**EXERCISE DESCRIPTION:**
The whole of the material needs to be repeated exactly, line for line.

**DATASET ENTRIES:**
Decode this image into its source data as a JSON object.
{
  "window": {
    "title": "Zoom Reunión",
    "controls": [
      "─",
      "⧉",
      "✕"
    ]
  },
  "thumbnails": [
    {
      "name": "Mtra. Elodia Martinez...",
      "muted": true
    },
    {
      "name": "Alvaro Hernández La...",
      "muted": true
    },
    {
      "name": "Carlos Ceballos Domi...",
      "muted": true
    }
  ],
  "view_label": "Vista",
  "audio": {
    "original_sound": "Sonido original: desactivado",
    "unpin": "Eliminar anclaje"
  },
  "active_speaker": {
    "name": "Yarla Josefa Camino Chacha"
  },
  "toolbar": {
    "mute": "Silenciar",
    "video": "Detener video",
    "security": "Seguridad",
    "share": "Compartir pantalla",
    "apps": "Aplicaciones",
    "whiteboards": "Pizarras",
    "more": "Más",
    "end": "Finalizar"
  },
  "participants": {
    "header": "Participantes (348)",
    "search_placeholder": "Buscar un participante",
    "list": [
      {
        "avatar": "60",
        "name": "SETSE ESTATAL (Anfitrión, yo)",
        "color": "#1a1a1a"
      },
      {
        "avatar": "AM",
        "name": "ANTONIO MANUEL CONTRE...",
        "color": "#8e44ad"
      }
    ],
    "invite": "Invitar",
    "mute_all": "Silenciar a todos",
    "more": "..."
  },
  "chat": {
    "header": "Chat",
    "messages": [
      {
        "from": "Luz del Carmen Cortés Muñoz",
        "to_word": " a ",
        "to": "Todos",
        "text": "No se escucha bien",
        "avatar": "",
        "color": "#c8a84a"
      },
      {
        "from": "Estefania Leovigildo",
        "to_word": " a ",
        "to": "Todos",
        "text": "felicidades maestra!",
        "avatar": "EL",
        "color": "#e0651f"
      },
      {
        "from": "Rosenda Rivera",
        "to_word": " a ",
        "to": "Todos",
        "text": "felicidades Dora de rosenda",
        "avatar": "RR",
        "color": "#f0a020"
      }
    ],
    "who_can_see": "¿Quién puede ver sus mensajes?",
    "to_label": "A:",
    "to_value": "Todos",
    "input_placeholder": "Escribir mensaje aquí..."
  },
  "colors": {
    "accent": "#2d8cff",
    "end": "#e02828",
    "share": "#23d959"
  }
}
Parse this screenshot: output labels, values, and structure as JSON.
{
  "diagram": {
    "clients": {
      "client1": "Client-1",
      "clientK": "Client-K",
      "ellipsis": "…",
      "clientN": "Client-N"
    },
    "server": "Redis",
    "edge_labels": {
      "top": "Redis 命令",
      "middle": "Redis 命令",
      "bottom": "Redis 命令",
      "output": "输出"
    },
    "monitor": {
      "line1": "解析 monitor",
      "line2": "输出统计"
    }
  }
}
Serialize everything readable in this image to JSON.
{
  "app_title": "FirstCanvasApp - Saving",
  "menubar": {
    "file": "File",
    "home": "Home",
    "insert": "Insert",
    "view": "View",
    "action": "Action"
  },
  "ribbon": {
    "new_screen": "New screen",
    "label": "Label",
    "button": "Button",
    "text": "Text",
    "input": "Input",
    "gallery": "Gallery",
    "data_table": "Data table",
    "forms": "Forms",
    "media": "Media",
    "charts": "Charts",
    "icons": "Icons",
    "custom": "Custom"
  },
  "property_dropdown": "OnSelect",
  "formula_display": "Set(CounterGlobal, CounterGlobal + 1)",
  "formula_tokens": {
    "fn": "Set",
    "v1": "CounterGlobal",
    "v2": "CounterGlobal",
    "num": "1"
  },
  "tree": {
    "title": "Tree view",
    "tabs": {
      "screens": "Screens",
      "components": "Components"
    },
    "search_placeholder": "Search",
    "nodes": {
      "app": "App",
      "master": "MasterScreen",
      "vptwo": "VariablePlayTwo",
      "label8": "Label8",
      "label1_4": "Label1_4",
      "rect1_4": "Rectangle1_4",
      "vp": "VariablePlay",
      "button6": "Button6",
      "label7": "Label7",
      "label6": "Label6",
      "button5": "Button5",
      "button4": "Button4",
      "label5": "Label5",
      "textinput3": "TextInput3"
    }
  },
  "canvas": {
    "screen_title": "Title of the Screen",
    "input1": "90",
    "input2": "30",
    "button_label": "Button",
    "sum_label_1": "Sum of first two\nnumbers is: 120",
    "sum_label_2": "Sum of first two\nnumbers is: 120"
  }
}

**OUTPUT FOR THIS EXERCISE:**
Decode this image into its source data as a JSON object.
{
  "window": {
    "title": "Zoom Reunión",
    "controls": [
      "─",
      "⧉",
      "✕"
    ]
  },
  "thumbnails": [
    {
      "name": "Mtra. Elodia Martinez...",
      "muted": true
    },
    {
      "name": "Alvaro Hernández La...",
      "muted": true
    },
    {
      "name": "Carlos Ceballos Domi...",
      "muted": true
    }
  ],
  "view_label": "Vista",
  "audio": {
    "original_sound": "Sonido original: desactivado",
    "unpin": "Eliminar anclaje"
  },
  "active_speaker": {
    "name": "Yarla Josefa Camino Chacha"
  },
  "toolbar": {
    "mute": "Silenciar",
    "video": "Detener video",
    "security": "Seguridad",
    "share": "Compartir pantalla",
    "apps": "Aplicaciones",
    "whiteboards": "Pizarras",
    "more": "Más",
    "end": "Finalizar"
  },
  "participants": {
    "header": "Participantes (348)",
    "search_placeholder": "Buscar un participante",
    "list": [
      {
        "avatar": "60",
        "name": "SETSE ESTATAL (Anfitrión, yo)",
        "color": "#1a1a1a"
      },
      {
        "avatar": "AM",
        "name": "ANTONIO MANUEL CONTRE...",
        "color": "#8e44ad"
      }
    ],
    "invite": "Invitar",
    "mute_all": "Silenciar a todos",
    "more": "..."
  },
  "chat": {
    "header": "Chat",
    "messages": [
      {
        "from": "Luz del Carmen Cortés Muñoz",
        "to_word": " a ",
        "to": "Todos",
        "text": "No se escucha bien",
        "avatar": "",
        "color": "#c8a84a"
      },
      {
        "from": "Estefania Leovigildo",
        "to_word": " a ",
        "to": "Todos",
        "text": "felicidades maestra!",
        "avatar": "EL",
        "color": "#e0651f"
      },
      {
        "from": "Rosenda Rivera",
        "to_word": " a ",
        "to": "Todos",
        "text": "felicidades Dora de rosenda",
        "avatar": "RR",
        "color": "#f0a020"
      }
    ],
    "who_can_see": "¿Quién puede ver sus mensajes?",
    "to_label": "A:",
    "to_value": "Todos",
    "input_placeholder": "Escribir mensaje aquí..."
  },
  "colors": {
    "accent": "#2d8cff",
    "end": "#e02828",
    "share": "#23d959"
  }
}
Parse this screenshot: output labels, values, and structure as JSON.
{
  "diagram": {
    "clients": {
      "client1": "Client-1",
      "clientK": "Client-K",
      "ellipsis": "…",
      "clientN": "Client-N"
    },
    "server": "Redis",
    "edge_labels": {
      "top": "Redis 命令",
      "middle": "Redis 命令",
      "bottom": "Redis 命令",
      "output": "输出"
    },
    "monitor": {
      "line1": "解析 monitor",
      "line2": "输出统计"
    }
  }
}
Serialize everything readable in this image to JSON.
{
  "app_title": "FirstCanvasApp - Saving",
  "menubar": {
    "file": "File",
    "home": "Home",
    "insert": "Insert",
    "view": "View",
    "action": "Action"
  },
  "ribbon": {
    "new_screen": "New screen",
    "label": "Label",
    "button": "Button",
    "text": "Text",
    "input": "Input",
    "gallery": "Gallery",
    "data_table": "Data table",
    "forms": "Forms",
    "media": "Media",
    "charts": "Charts",
    "icons": "Icons",
    "custom": "Custom"
  },
  "property_dropdown": "OnSelect",
  "formula_display": "Set(CounterGlobal, CounterGlobal + 1)",
  "formula_tokens": {
    "fn": "Set",
    "v1": "CounterGlobal",
    "v2": "CounterGlobal",
    "num": "1"
  },
  "tree": {
    "title": "Tree view",
    "tabs": {
      "screens": "Screens",
      "components": "Components"
    },
    "search_placeholder": "Search",
    "nodes": {
      "app": "App",
      "master": "MasterScreen",
      "vptwo": "VariablePlayTwo",
      "label8": "Label8",
      "label1_4": "Label1_4",
      "rect1_4": "Rectangle1_4",
      "vp": "VariablePlay",
      "button6": "Button6",
      "label7": "Label7",
      "label6": "Label6",
      "button5": "Button5",
      "button4": "Button4",
      "label5": "Label5",
      "textinput3": "TextInput3"
    }
  },
  "canvas": {
    "screen_title": "Title of the Screen",
    "input1": "90",
    "input2": "30",
    "button_label": "Button",
    "sum_label_1": "Sum of first two\nnumbers is: 120",
    "sum_label_2": "Sum of first two\nnumbers is: 120"
  }
}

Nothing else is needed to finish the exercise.